Skip to main content
×
Home
    • Aa
    • Aa

The race to prevent the extinction of South Asian vultures

  • Deborah J. Pain (a1), Christopher G. R. Bowden (a1), Andrew A. Cunningham (a2), Richard Cuthbert (a1), Devojit Das (a3), Martin Gilbert (a4), Ram D. Jakati (a5), Yadvendradev Jhala (a6), Aleem A. Khan (a7), Vinny Naidoo (a8), J. Lindsay Oaks (a9), Jemima Parry-Jones (a10), Vibhu Prakash (a3), Asad Rahmani (a3), Sachin P. Ranade (a3), Hem Sagar Baral (a11), Kalu Ram Senacha (a3), S. Saravanan (a3), Nita Shah (a3), Gerry Swan (a8), Devendra Swarup (a12), Mark A. Taggart (a13), Richard T. Watson (a4), Munir Z. Virani (a4), Kerri Wolter (a14) and Rhys E. Green (a1)...
Abstract
Abstract

Gyps vulture populations across the Indian subcontinent collapsed in the 1990s and continue to decline. Repeated population surveys showed that the rate of decline was so rapid that elevated mortality of adult birds must be a key demographic mechanism. Post mortem examination showed that the majority of dead vultures had visceral gout, due to kidney damage. The realisation that diclofenac, a non-steroidal anti-inflammatory drug potentially nephrotoxic to birds, had become a widely used veterinary medicine led to the identification of diclofenac poisoning as the cause of the decline. Surveys of diclofenac contamination of domestic ungulate carcasses, combined with vulture population modelling, show that the level of contamination is sufficient for it to be the sole cause of the decline. Testing on vultures of meloxicam, an alternative NSAID for livestock treatment, showed that it did not harm them at concentrations likely to be encountered by wild birds and would be a safe replacement for diclofenac. The manufacture of diclofenac for veterinary use has been banned, but its sale has not. Consequently, it may be some years before diclofenac is removed from the vultures' food supply. In the meantime, captive populations of three vulture species have been established to provide sources of birds for future reintroduction programmes.

    • Send article to Kindle

      To send this article to your Kindle, first ensure coreplatform@cambridge.org is added to your Approved Personal Document E-mail List under your Personal Document Settings on the Manage Your Content and Devices page of your Amazon account.
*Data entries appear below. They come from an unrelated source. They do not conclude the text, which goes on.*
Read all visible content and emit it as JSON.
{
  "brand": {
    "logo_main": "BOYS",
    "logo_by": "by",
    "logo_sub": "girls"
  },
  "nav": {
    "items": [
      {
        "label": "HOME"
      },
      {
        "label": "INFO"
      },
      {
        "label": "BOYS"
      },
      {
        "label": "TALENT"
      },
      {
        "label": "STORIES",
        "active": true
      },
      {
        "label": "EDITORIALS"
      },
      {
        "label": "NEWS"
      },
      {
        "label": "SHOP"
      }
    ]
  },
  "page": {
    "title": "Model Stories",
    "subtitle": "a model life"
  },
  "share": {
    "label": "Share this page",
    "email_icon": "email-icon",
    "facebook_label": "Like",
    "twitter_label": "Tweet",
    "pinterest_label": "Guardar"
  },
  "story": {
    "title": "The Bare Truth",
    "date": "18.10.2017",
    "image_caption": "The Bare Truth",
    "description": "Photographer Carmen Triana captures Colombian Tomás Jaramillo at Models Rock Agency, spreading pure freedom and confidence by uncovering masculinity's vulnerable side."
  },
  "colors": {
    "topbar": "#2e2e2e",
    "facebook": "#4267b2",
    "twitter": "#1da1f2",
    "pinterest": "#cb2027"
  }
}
Then enter the ‘name’ part of your Kindle email address below. Find out more about sending to your Kindle.

      Note you can select to send to either the @free.kindle.com or @kindle.com variations. ‘@free.kindle.com’ emails are free but can only be sent to your device when it is connected to wi-fi. ‘@kindle.com’ emails can be delivered even when you are not connected to wi-fi, but note that service fees apply.

      Find out more about the Kindle Personal Document Service.

      The race to prevent the extinction of South Asian vultures
      Available formats
      ×
      Send article to Dropbox

      To send this article to your Dropbox account, please select one or more formats and confirm that you agree to abide by our usage policies. If this is the first time you use this feature, you will be asked to authorise Cambridge Core to connect with your Dropbox account. Find out more about sending content to Dropbox.

      The race to prevent the extinction of South Asian vultures
      Available formats
      ×
      Send article to Google Drive

      To send this article to your Google Drive account, please select one or more formats and confirm that you agree to abide by our usage policies. If this is the first time you use this feature, you will be asked to authorise Cambridge Core to connect with your Google Drive account. Find out more about sending content to Google Drive.

      The race to prevent the extinction of South Asian vultures
      Available formats
      ×
Copyright
Corresponding author
* Author for correspondence; Director of Conservation, Wildfowl & Wetlands Trust (WWT), Slimbridge, Glos GL2 7BT, U.K.; e-mail: Debbie.Pain@wwt.org.uk
Recommend this journal

Email your librarian or administrator to recommend adding this journal to your organisation's collection.

Bird Conservation International
  • ISSN: 0959-2709
  • EISSN: 1474-0001
  • URL: /core/journals/bird-conservation-international
Please enter your name
Please enter a valid email address
Who would you like to send this to? *
×

Metrics

Altmetric attention score

Full text views

Total number of HTML views: 0
Total number of PDF views: 152 *
Loading metrics...

Abstract views

Total abstract views: 207 *
Loading metrics...

* Views captured on Cambridge Core between September 2016 - 23rd April 2017. This data will be updated every 24 hours.